--- START ---

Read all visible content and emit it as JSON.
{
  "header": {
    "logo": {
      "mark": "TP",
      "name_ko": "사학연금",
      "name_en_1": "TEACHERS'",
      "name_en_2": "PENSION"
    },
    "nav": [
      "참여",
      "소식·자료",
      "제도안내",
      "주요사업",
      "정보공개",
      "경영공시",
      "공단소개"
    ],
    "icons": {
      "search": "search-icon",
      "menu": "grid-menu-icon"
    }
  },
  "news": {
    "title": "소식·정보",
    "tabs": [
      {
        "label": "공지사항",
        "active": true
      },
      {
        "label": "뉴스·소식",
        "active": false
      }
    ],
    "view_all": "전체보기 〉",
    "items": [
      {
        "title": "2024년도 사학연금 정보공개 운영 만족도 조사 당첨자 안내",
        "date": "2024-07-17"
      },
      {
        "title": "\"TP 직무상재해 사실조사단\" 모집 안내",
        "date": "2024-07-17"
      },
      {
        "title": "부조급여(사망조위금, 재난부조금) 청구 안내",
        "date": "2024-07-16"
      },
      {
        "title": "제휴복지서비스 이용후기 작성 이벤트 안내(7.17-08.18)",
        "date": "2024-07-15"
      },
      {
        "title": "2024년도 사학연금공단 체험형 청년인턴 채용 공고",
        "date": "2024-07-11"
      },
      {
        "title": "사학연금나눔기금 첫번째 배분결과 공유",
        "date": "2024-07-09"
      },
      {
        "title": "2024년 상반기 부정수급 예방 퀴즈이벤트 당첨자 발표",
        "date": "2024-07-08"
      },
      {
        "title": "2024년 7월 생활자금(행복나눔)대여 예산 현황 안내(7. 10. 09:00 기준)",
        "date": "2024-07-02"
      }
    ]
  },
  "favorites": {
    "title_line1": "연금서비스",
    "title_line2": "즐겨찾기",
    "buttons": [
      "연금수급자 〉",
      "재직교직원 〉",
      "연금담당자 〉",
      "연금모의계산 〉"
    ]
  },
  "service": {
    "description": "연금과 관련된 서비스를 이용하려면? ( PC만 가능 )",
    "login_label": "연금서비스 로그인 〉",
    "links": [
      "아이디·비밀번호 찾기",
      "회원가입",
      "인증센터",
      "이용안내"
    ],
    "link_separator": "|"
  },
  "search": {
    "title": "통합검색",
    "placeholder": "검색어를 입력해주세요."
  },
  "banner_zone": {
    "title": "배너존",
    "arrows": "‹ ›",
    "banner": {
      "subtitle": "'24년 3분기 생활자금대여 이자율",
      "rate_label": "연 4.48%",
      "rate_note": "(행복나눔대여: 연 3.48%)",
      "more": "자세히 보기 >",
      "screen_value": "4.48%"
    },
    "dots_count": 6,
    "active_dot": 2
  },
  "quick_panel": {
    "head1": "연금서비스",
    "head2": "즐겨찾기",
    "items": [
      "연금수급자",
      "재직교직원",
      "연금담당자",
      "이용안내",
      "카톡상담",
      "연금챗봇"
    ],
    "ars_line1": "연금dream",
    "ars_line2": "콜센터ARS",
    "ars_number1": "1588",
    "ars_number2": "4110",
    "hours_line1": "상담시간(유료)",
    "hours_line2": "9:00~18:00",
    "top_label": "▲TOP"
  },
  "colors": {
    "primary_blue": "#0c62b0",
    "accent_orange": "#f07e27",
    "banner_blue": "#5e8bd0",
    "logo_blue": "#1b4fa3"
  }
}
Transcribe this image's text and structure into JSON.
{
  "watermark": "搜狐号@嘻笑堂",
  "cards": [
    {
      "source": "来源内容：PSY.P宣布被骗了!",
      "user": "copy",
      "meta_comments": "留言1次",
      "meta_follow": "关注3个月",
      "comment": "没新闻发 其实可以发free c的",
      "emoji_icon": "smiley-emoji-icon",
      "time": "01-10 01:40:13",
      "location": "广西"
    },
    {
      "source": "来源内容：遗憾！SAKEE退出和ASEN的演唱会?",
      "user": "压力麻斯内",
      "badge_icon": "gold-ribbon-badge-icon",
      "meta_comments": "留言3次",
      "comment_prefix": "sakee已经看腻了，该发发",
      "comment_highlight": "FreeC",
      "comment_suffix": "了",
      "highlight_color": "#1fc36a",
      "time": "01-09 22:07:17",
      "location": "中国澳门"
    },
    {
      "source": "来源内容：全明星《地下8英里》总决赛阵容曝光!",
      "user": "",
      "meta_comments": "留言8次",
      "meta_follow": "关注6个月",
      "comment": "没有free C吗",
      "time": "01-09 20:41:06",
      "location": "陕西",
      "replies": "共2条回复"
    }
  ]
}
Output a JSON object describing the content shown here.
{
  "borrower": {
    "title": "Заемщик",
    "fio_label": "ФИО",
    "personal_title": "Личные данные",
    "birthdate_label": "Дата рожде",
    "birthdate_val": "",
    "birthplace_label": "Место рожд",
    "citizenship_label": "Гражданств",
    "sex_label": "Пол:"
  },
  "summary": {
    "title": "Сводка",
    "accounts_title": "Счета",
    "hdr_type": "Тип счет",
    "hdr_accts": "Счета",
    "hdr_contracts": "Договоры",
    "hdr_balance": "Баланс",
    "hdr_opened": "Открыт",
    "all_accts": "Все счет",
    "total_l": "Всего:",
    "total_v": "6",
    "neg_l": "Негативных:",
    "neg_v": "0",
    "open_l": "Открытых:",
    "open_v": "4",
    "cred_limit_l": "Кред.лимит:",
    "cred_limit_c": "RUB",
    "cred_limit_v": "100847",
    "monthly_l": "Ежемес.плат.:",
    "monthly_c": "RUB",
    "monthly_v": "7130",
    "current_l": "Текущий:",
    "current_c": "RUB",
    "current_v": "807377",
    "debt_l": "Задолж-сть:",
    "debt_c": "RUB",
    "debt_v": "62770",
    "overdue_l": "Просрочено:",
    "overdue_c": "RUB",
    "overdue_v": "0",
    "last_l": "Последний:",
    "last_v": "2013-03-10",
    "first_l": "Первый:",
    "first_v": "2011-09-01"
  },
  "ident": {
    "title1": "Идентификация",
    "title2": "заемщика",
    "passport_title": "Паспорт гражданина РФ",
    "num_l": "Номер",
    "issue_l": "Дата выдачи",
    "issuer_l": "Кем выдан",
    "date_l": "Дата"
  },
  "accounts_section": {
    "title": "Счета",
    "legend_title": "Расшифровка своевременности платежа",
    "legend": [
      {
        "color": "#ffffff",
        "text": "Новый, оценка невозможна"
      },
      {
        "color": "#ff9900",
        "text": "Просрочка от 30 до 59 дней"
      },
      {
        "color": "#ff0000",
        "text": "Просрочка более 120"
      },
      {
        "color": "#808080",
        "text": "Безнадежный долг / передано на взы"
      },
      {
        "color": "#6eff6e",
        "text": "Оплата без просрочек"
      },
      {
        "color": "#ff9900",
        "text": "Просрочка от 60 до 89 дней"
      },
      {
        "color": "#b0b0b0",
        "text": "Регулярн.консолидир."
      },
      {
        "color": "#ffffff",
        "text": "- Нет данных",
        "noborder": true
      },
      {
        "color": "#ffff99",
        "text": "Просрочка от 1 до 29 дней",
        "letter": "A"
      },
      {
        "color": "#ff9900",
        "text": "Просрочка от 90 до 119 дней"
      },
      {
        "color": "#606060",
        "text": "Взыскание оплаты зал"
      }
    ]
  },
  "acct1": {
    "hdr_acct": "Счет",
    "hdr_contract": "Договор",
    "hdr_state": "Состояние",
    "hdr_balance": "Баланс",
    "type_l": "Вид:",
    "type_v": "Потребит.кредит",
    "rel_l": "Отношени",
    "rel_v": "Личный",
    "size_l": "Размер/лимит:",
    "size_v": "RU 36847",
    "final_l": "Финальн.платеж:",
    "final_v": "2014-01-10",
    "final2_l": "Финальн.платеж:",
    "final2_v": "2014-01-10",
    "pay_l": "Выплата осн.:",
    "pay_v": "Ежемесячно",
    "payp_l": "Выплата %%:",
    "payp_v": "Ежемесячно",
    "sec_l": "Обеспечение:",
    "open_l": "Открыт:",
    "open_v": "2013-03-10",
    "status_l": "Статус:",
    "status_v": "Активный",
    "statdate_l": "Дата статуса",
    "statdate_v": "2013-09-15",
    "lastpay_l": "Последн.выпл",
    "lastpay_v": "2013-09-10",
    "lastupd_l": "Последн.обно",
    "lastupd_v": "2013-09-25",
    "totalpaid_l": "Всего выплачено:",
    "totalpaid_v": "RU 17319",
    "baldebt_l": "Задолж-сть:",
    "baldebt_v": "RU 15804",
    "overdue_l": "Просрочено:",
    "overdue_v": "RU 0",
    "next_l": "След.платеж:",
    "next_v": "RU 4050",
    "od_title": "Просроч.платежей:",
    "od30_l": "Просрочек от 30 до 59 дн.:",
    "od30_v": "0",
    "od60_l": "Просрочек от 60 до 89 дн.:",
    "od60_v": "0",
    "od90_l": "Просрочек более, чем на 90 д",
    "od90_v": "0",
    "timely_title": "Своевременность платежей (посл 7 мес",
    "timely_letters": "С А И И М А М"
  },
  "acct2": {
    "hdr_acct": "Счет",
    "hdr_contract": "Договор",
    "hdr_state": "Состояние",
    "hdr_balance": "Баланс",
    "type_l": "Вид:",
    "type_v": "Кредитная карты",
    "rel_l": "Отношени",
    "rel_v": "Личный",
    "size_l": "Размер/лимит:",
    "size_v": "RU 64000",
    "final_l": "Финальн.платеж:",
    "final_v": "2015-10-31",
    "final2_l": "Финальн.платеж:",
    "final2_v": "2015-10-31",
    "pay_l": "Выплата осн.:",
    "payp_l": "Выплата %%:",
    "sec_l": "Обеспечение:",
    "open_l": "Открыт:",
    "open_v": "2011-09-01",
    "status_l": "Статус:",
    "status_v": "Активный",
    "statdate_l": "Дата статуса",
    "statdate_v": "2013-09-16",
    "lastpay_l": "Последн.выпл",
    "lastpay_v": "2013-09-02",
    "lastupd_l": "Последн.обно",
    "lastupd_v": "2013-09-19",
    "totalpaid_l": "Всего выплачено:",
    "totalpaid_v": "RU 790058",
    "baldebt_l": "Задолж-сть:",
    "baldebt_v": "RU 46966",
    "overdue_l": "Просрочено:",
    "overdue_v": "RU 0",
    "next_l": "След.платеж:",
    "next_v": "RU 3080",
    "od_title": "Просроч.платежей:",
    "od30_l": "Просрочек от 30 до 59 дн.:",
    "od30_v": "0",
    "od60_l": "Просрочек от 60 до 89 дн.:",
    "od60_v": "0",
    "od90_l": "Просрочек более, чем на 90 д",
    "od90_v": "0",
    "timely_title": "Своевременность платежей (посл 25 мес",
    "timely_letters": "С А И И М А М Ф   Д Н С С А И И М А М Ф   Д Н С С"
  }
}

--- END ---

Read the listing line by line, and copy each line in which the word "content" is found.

Answer:
Read all visible content and emit it as JSON.
Output a JSON object describing the content shown here.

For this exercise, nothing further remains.